The other problem that Anson observes is that virtual work diminishes opportunities to interact and develop relationships. “The isolation and the lack of opportunity to provide everyday conversation in the world of work — where we get to know people and what they are experiencing — skews our perspective of what life is supposed to be and entail. Working online limits our ability to create real relationships,” she says. “It further exacerbates and accelerates a kind of narcissism (not the pathological kind) in terms of not being able to think of ourselves in context.”

A solution? Spend more time amongst others by getting back to the workplace (at least a couple, or even several, days a week) and other public venues. Attend in-person entertainment, like concerts, comedy shows, and plays. Host dinners, game nights, and parties, large or small. Of course, if you are concerned about getting sick, wear a mask. I do. 

As you embark on these journeys, talk to one another. Observe and learn about one another. Be curious. Notice.

Awe is everywhere, every day, in nature and interactions between humans. Moral beauty — expressions of humanity such as kindness, courage, generosity, truth, and strength — is a rich source of awe. Worship services, 12-step programs, group travel, entertainment, and sports are wellsprings for collective effervescence. 

So leave your home. Venture into the world. We cannot only be witnesses to awe, but the cause of it.

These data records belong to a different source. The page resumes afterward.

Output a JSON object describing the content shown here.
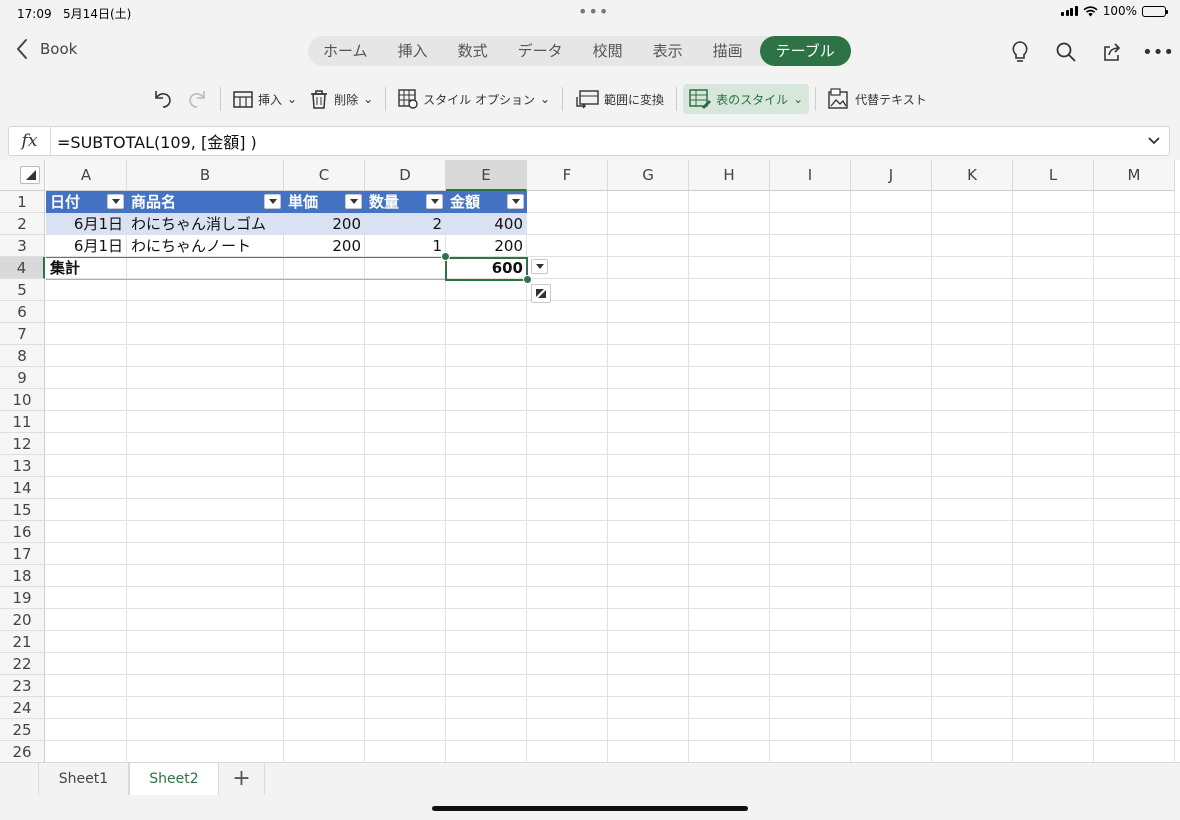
{
  "status": {
    "time": "17:09",
    "date": "5月14日(土)",
    "battery": "100%"
  },
  "header": {
    "back_label": "Book",
    "tabs": [
      "ホーム",
      "挿入",
      "数式",
      "データ",
      "校閲",
      "表示",
      "描画",
      "テーブル"
    ],
    "active_tab": "テーブル",
    "accent": "#2d7345"
  },
  "toolbar": {
    "insert": "挿入",
    "delete": "削除",
    "style_options": "スタイル オプション",
    "convert_to_range": "範囲に変換",
    "table_style": "表のスタイル",
    "alt_text": "代替テキスト"
  },
  "formula_bar": {
    "fx": "fx",
    "formula": "=SUBTOTAL(109, [金額] )"
  },
  "grid": {
    "columns": [
      "A",
      "B",
      "C",
      "D",
      "E",
      "F",
      "G",
      "H",
      "I",
      "J",
      "K",
      "L",
      "M"
    ],
    "selected_column": "E",
    "rows": [
      "1",
      "2",
      "3",
      "4",
      "5",
      "6",
      "7",
      "8",
      "9",
      "10",
      "11",
      "12",
      "13",
      "14",
      "15",
      "16",
      "17",
      "18",
      "19",
      "20",
      "21",
      "22",
      "23",
      "24",
      "25",
      "26"
    ],
    "table_header": [
      "日付",
      "商品名",
      "単価",
      "数量",
      "金額"
    ],
    "table_rows": [
      [
        "6月1日",
        "わにちゃん消しゴム",
        "200",
        "2",
        "400"
      ],
      [
        "6月1日",
        "わにちゃんノート",
        "200",
        "1",
        "200"
      ]
    ],
    "total_row": {
      "label": "集計",
      "value": "600"
    },
    "header_color": "#4472c4",
    "band_color": "#d9e1f2"
  },
  "sheets": {
    "tabs": [
      "Sheet1",
      "Sheet2"
    ],
    "active": "Sheet2",
    "add": "+"
  }
}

Assist yourself and humanity by inspiring and experiencing awe.

Originally published in the Spring/Summer 2024 print issue.